The power of music goes beyond what you hear — it has the ability to comfort, to educate, to empower and to connect individuals even if they are on the other side of the world. Music has the power to bring revolutionary change in a peaceful manner during challenging times. Mollie Stone, a conductor of the Chicago Children’s Choir, has been able to experience the unifying power of music throughout her career in South Africa and the U.S.
Through her extensive work with South African choirs and her project “Vela Vela,” Stone raises awareness about the significance of music for South Africans and its role in political and social issues like the anti-apartheid movement and the current struggle against HIV. She also emphasizes the importance of maintaining authenticity when learning and teaching music from different cultures.
With her mother constantly playing South African music in their home in Chicago, Stone was already familiar with world music as a child. Quite naturally, she became drawn to South African choral music when she learned national songs linked to the anti-apartheid movement as a member of the Chicago Children’s Choir during her teenage years. When the South African apartheid was in the process of ending, learning those songs felt very relevant to Stone. “It was happening half a world away, but it was really interesting since it paralleled our own Civil Rights Movement,” Stone said on the phone.
She gained a newfound love for South African music when the Choir went on tour in the country in 1996. She loved the music for its beautiful sound and the way it united South Africans in helping them form a new national identity after apartheid.
However the complex rhythms, the rich vocal tones, and correct pronunciation in those South African songs were all lost with the simplified versions that Stone learned in the choir when they returned to the U.S. “South African music unfortunately is one of the most butchered by transcriptions,” Stone explained. “When you try to notate South African music, it really just destroys it…It ends up sounding nothing like South African music.”
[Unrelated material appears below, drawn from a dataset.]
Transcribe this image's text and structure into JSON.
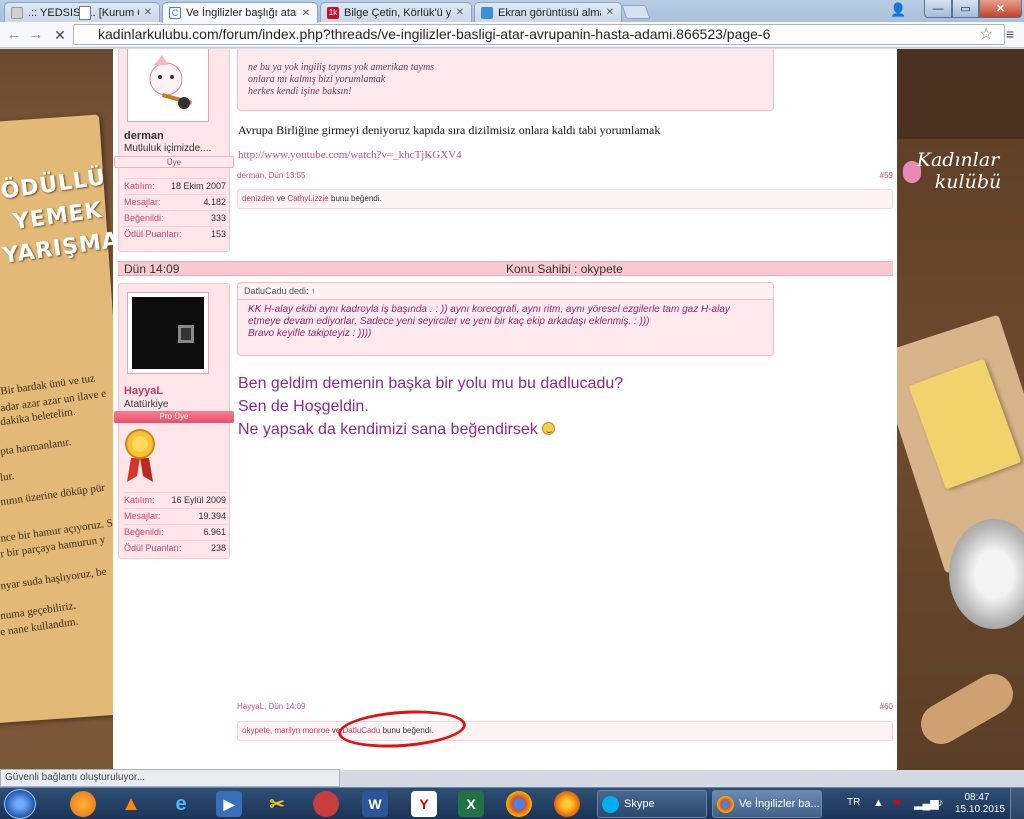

In recalling her frustration, Stone also explained that the simplification of South African music risks feeding the harmful stereotypes that music from different cultures are inferior to Western classical music, which would be a poor influence on younger generations. “If we teach music from other cultures well, [young people] will grow up to care about the rest of the world and not just think that America is the center of the universe…If we dumb it down, we’re teaching our kids something that’s really wrong and really racist in the long run.”
To address this problem, Stone created “Vela Vela” during graduate school to allow teachers and students in other countries to learn South African music directly from South Africans. With this project, Stone and her friend returned to South Africa to record natives teaching their songs through oral tradition — the way they’re supposed to be taught. Despite the numerous logistic and technical challenges in producing “Vela Vela,” it was all worth it when the teaching DVD was met with success. “It [allowed] Americans to hear what South Africans actually sound like when they sing their music,” Stone said.
“Vela Vela” also highlights the crucial role of music in South Africa’s persisting issues of government corruption, poverty, and HIV, the spread of which has been a dire problem in the country’s society.
“There are many reasons in which one in three people are infected,” Stone said solemnly. Open discussion about HIV is discouraged because of the danger of becoming a target for violence. Many women who don’t have control in their relationships or their sexual safety contract the virus when their partners don’t want to use condoms, which contributes to the large population of children and orphans infected with AIDS. “Only in the past few years have things changed so that people now have access to anti-retrovirals that enable them to live with the virus,” she added.
South Africans continue to fight for change with the limitless power of music. “In South Africa, people always adapt their choral music to use in different struggles, and so singing songs that helped them be successful in the past gives a sense of hope and determination that they’ll survive this current struggle. […] When they sing, they feel they’re a part of a community but they’re individuals,” Stone said.
“To see that as a conductor is really inspiring because in America, we don’t often sing music that is really connected to anything that we’re dealing with, especially politically and socially,” she continued. “To have music be such a part of everyday life sort of comes naturally in South Africa in a way that it doesn’t here or in anywhere else that I’ve ever seen.”
Today, Stone continues to share her passion for South African music by teaching workshops across the U.S. wherein she expands her students’ musical knowledge and lets them see how music from different cultures can connect with the issues in their own lives. “They feel like they’re in solidarity with people in their own communities and in other countries when they sing the South African songs about HIV…If we sing songs about the anti-apartheid struggle, we’ll talk about inequality.”
She also recounts the many times the faces of her advanced students light up with joy when they realize that singing South African choral music helps them better understand compositions from Brahms or Bach. “Everything is so connected, and to break down that wall is so exciting.” Stone believes fervently devoting herself to teaching her workshops as authentically as possible gives her students the chance to become more global citizens by learning music from different cultures without feeling self-conscious.
The enthusiastic reactions of her students motivate Stone to continue growing as a passionate teacher, conductor, and individual. “It’s amazing to have that constant balancing of being open to the world around me and then bringing it back to my students, and then learning from them how to share the things that turn on all the lights in my head, my soul, and my voice.”